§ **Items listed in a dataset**
Content starts
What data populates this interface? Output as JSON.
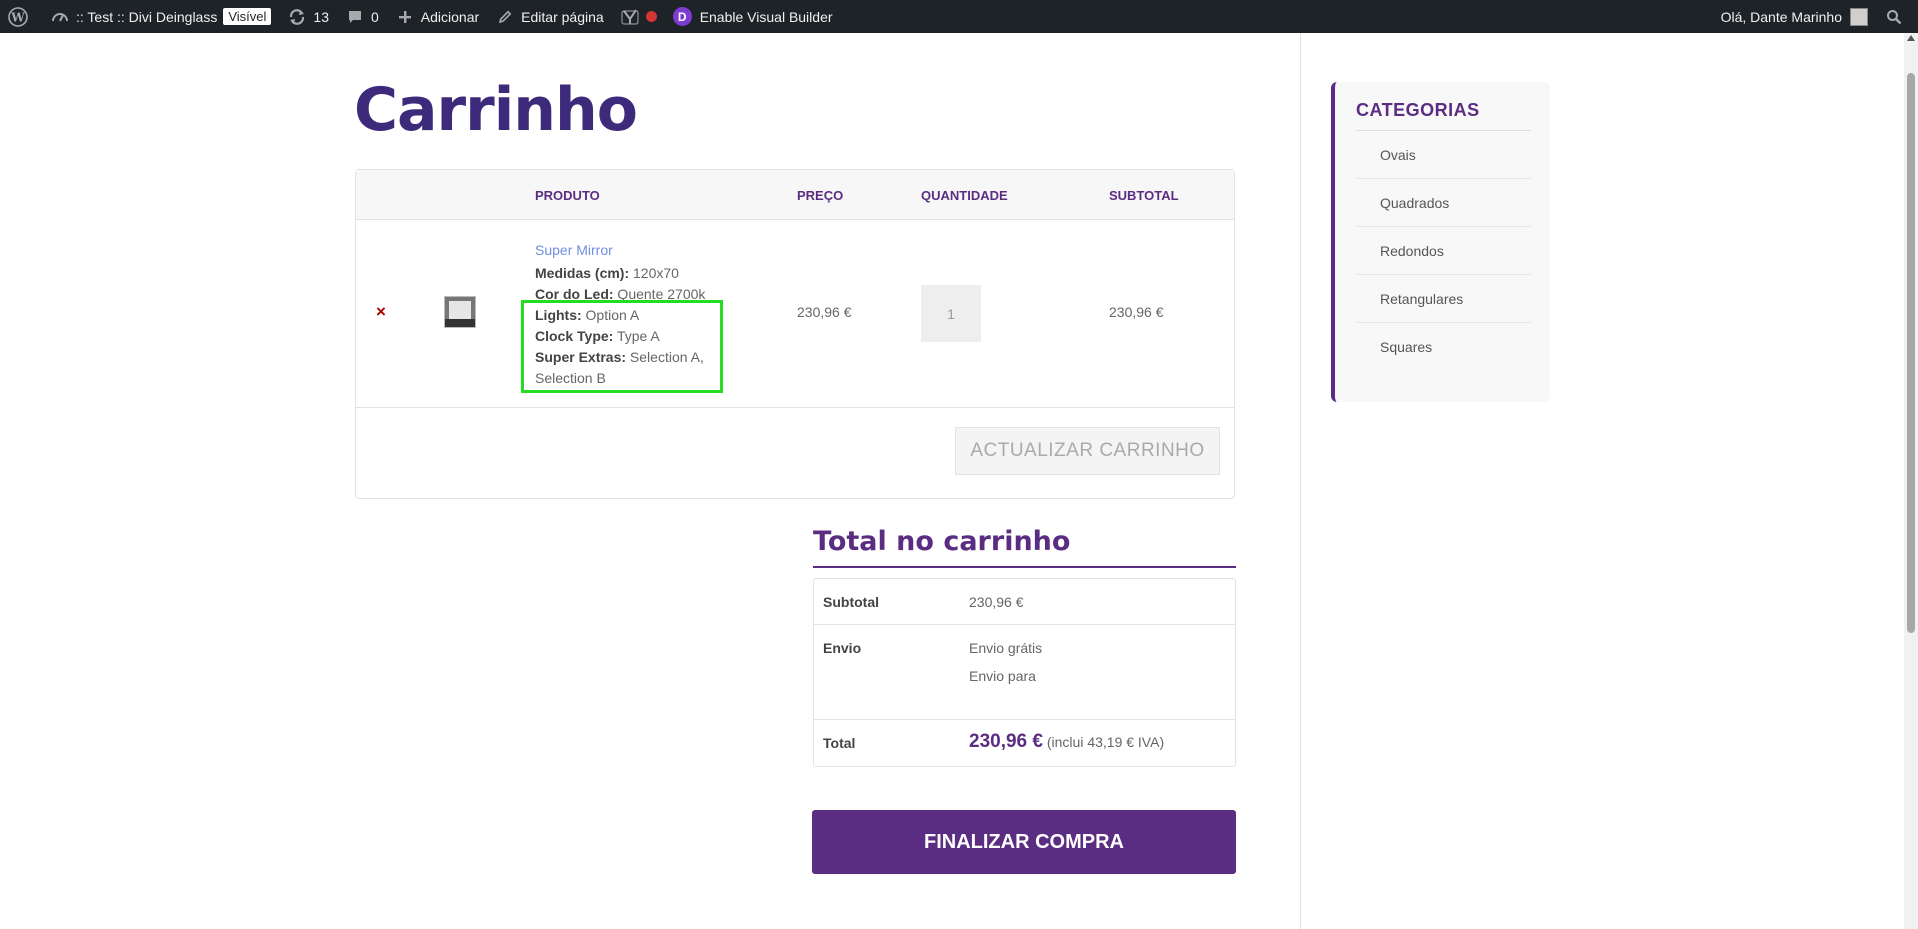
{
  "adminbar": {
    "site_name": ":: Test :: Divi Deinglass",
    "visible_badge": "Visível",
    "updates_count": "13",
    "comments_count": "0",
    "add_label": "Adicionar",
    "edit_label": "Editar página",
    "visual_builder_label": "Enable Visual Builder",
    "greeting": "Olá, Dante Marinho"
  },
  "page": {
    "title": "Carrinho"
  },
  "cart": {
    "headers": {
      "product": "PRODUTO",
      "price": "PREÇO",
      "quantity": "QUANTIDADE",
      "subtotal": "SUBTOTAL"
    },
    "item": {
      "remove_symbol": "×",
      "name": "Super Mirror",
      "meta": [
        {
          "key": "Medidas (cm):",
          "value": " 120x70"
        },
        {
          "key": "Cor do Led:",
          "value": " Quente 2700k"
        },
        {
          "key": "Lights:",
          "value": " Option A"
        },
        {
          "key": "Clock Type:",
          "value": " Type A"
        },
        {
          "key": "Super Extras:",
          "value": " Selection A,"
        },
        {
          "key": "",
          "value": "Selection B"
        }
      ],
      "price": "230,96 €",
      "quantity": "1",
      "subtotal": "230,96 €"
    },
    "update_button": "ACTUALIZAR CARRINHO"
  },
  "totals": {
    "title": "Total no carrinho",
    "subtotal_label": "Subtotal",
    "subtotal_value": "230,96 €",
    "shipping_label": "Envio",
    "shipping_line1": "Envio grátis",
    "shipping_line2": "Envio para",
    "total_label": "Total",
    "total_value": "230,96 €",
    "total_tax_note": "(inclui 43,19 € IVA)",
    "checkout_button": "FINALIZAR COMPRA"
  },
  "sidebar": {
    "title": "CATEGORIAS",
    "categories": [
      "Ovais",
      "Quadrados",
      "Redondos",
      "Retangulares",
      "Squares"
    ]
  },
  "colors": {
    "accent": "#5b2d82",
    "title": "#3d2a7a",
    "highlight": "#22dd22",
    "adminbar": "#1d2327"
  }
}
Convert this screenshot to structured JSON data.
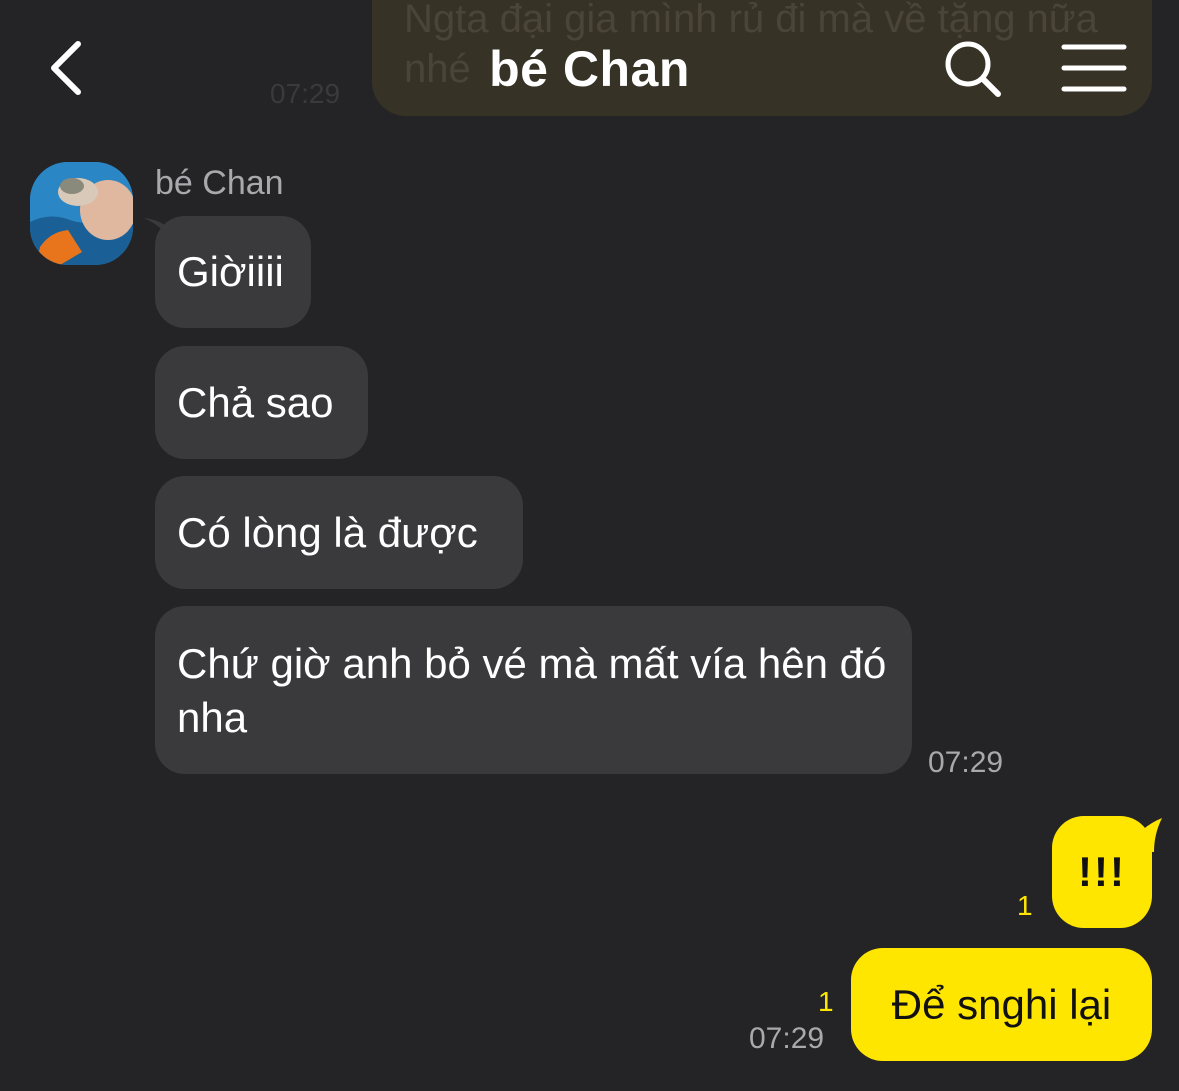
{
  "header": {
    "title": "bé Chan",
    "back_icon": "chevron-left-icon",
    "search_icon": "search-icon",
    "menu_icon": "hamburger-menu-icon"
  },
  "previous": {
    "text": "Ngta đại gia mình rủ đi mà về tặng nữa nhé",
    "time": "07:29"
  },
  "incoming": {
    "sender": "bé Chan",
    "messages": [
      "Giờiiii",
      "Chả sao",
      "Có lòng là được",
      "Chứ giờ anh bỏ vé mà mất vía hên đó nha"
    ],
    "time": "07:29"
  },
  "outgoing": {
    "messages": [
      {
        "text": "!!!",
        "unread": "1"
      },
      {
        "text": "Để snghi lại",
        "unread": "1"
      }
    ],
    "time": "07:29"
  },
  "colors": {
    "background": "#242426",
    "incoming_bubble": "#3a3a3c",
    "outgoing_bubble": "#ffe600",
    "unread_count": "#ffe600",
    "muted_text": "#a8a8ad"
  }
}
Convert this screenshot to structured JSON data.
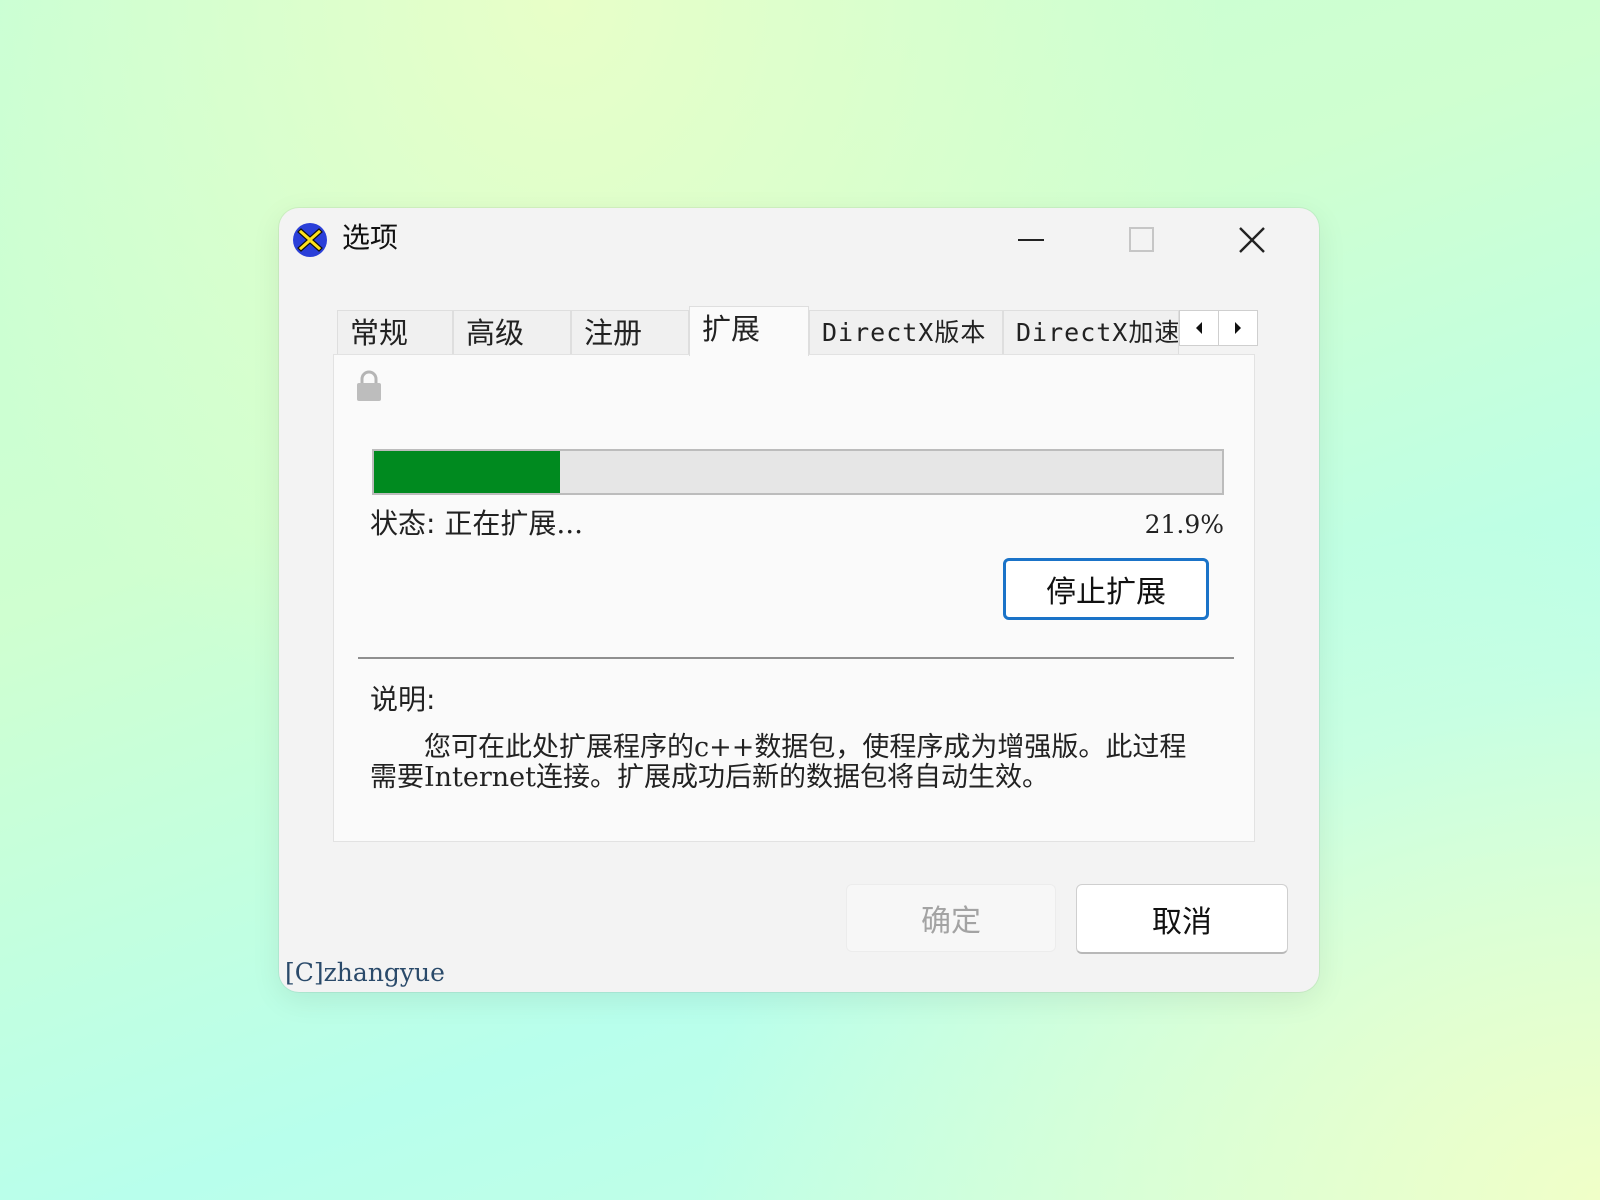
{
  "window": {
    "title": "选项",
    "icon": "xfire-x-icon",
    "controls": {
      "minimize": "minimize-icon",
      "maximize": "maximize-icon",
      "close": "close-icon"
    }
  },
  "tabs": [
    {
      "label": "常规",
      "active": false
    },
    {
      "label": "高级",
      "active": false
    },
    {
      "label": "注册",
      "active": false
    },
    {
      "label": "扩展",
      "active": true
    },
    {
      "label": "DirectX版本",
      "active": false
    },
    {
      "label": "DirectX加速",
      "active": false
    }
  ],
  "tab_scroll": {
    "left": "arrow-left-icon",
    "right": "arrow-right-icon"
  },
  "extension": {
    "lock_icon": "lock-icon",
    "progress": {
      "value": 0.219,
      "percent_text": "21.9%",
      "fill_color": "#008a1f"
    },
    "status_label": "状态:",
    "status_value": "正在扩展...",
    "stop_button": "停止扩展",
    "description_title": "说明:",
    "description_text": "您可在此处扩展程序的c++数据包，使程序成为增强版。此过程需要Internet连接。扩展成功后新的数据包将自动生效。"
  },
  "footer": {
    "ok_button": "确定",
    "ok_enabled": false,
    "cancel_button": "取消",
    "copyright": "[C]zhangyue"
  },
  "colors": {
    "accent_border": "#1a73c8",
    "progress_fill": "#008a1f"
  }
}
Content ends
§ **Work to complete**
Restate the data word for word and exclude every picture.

§ **Your response**
What data populates this interface? Output as JSON.
{
  "adminbar": {
    "site_name": ":: Test :: Divi Deinglass",
    "visible_badge": "Visível",
    "updates_count": "13",
    "comments_count": "0",
    "add_label": "Adicionar",
    "edit_label": "Editar página",
    "visual_builder_label": "Enable Visual Builder",
    "greeting": "Olá, Dante Marinho"
  },
  "page": {
    "title": "Carrinho"
  },
  "cart": {
    "headers": {
      "product": "PRODUTO",
      "price": "PREÇO",
      "quantity": "QUANTIDADE",
      "subtotal": "SUBTOTAL"
    },
    "item": {
      "remove_symbol": "×",
      "name": "Super Mirror",
      "meta": [
        {
          "key": "Medidas (cm):",
          "value": " 120x70"
        },
        {
          "key": "Cor do Led:",
          "value": " Quente 2700k"
        },
        {
          "key": "Lights:",
          "value": " Option A"
        },
        {
          "key": "Clock Type:",
          "value": " Type A"
        },
        {
          "key": "Super Extras:",
          "value": " Selection A,"
        },
        {
          "key": "",
          "value": "Selection B"
        }
      ],
      "price": "230,96 €",
      "quantity": "1",
      "subtotal": "230,96 €"
    },
    "update_button": "ACTUALIZAR CARRINHO"
  },
  "totals": {
    "title": "Total no carrinho",
    "subtotal_label": "Subtotal",
    "subtotal_value": "230,96 €",
    "shipping_label": "Envio",
    "shipping_line1": "Envio grátis",
    "shipping_line2": "Envio para",
    "total_label": "Total",
    "total_value": "230,96 €",
    "total_tax_note": "(inclui 43,19 € IVA)",
    "checkout_button": "FINALIZAR COMPRA"
  },
  "sidebar": {
    "title": "CATEGORIAS",
    "categories": [
      "Ovais",
      "Quadrados",
      "Redondos",
      "Retangulares",
      "Squares"
    ]
  },
  "colors": {
    "accent": "#5b2d82",
    "title": "#3d2a7a",
    "highlight": "#22dd22",
    "adminbar": "#1d2327"
  }
}
Convert this screenshot to structured JSON data.
{
  "header": {
    "title": "bé Chan",
    "back_icon": "chevron-left-icon",
    "search_icon": "search-icon",
    "menu_icon": "hamburger-menu-icon"
  },
  "previous": {
    "text": "Ngta đại gia mình rủ đi mà về tặng nữa nhé",
    "time": "07:29"
  },
  "incoming": {
    "sender": "bé Chan",
    "messages": [
      "Giờiiii",
      "Chả sao",
      "Có lòng là được",
      "Chứ giờ anh bỏ vé mà mất vía hên đó nha"
    ],
    "time": "07:29"
  },
  "outgoing": {
    "messages": [
      {
        "text": "!!!",
        "unread": "1"
      },
      {
        "text": "Để snghi lại",
        "unread": "1"
      }
    ],
    "time": "07:29"
  },
  "colors": {
    "background": "#242426",
    "incoming_bubble": "#3a3a3c",
    "outgoing_bubble": "#ffe600",
    "unread_count": "#ffe600",
    "muted_text": "#a8a8ad"
  }
}
Convert this screenshot to structured JSON data.
{
  "window": {
    "title": "选项",
    "icon": "xfire-x-icon",
    "controls": {
      "minimize": "minimize-icon",
      "maximize": "maximize-icon",
      "close": "close-icon"
    }
  },
  "tabs": [
    {
      "label": "常规",
      "active": false
    },
    {
      "label": "高级",
      "active": false
    },
    {
      "label": "注册",
      "active": false
    },
    {
      "label": "扩展",
      "active": true
    },
    {
      "label": "DirectX版本",
      "active": false
    },
    {
      "label": "DirectX加速",
      "active": false
    }
  ],
  "tab_scroll": {
    "left": "arrow-left-icon",
    "right": "arrow-right-icon"
  },
  "extension": {
    "lock_icon": "lock-icon",
    "progress": {
      "value": 0.219,
      "percent_text": "21.9%",
      "fill_color": "#008a1f"
    },
    "status_label": "状态:",
    "status_value": "正在扩展...",
    "stop_button": "停止扩展",
    "description_title": "说明:",
    "description_text": "您可在此处扩展程序的c++数据包，使程序成为增强版。此过程需要Internet连接。扩展成功后新的数据包将自动生效。"
  },
  "footer": {
    "ok_button": "确定",
    "ok_enabled": false,
    "cancel_button": "取消",
    "copyright": "[C]zhangyue"
  },
  "colors": {
    "accent_border": "#1a73c8",
    "progress_fill": "#008a1f"
  }
}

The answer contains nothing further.